BEGIN
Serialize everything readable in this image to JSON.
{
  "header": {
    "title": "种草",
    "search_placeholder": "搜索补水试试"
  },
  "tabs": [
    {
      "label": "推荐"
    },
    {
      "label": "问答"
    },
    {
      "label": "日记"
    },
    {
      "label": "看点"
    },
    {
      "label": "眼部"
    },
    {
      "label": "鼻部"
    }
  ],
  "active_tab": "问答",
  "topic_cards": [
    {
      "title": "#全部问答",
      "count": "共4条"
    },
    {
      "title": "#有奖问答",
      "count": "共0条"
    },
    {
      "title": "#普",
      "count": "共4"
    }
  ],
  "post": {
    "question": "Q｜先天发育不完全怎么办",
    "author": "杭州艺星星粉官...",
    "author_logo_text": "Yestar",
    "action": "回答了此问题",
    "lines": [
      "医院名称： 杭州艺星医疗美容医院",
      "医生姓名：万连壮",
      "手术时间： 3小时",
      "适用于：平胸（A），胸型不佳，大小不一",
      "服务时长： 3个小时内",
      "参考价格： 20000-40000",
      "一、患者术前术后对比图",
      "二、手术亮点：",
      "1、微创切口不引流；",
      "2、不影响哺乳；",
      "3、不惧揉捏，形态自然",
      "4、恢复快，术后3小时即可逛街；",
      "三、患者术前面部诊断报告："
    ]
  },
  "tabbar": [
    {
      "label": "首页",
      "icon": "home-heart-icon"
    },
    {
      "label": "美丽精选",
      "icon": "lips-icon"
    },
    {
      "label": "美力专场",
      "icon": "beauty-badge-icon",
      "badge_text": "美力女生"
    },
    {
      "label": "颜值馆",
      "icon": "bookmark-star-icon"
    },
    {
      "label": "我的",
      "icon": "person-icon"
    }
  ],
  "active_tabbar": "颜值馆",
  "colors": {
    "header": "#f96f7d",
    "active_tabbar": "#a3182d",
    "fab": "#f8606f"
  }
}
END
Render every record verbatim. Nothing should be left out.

Serialize everything readable in this image to JSON.
{
  "header": {
    "title": "种草",
    "search_placeholder": "搜索补水试试"
  },
  "tabs": [
    {
      "label": "推荐"
    },
    {
      "label": "问答"
    },
    {
      "label": "日记"
    },
    {
      "label": "看点"
    },
    {
      "label": "眼部"
    },
    {
      "label": "鼻部"
    }
  ],
  "active_tab": "问答",
  "topic_cards": [
    {
      "title": "#全部问答",
      "count": "共4条"
    },
    {
      "title": "#有奖问答",
      "count": "共0条"
    },
    {
      "title": "#普",
      "count": "共4"
    }
  ],
  "post": {
    "question": "Q｜先天发育不完全怎么办",
    "author": "杭州艺星星粉官...",
    "author_logo_text": "Yestar",
    "action": "回答了此问题",
    "lines": [
      "医院名称： 杭州艺星医疗美容医院",
      "医生姓名：万连壮",
      "手术时间： 3小时",
      "适用于：平胸（A），胸型不佳，大小不一",
      "服务时长： 3个小时内",
      "参考价格： 20000-40000",
      "一、患者术前术后对比图",
      "二、手术亮点：",
      "1、微创切口不引流；",
      "2、不影响哺乳；",
      "3、不惧揉捏，形态自然",
      "4、恢复快，术后3小时即可逛街；",
      "三、患者术前面部诊断报告："
    ]
  },
  "tabbar": [
    {
      "label": "首页",
      "icon": "home-heart-icon"
    },
    {
      "label": "美丽精选",
      "icon": "lips-icon"
    },
    {
      "label": "美力专场",
      "icon": "beauty-badge-icon",
      "badge_text": "美力女生"
    },
    {
      "label": "颜值馆",
      "icon": "bookmark-star-icon"
    },
    {
      "label": "我的",
      "icon": "person-icon"
    }
  ],
  "active_tabbar": "颜值馆",
  "colors": {
    "header": "#f96f7d",
    "active_tabbar": "#a3182d",
    "fab": "#f8606f"
  }
}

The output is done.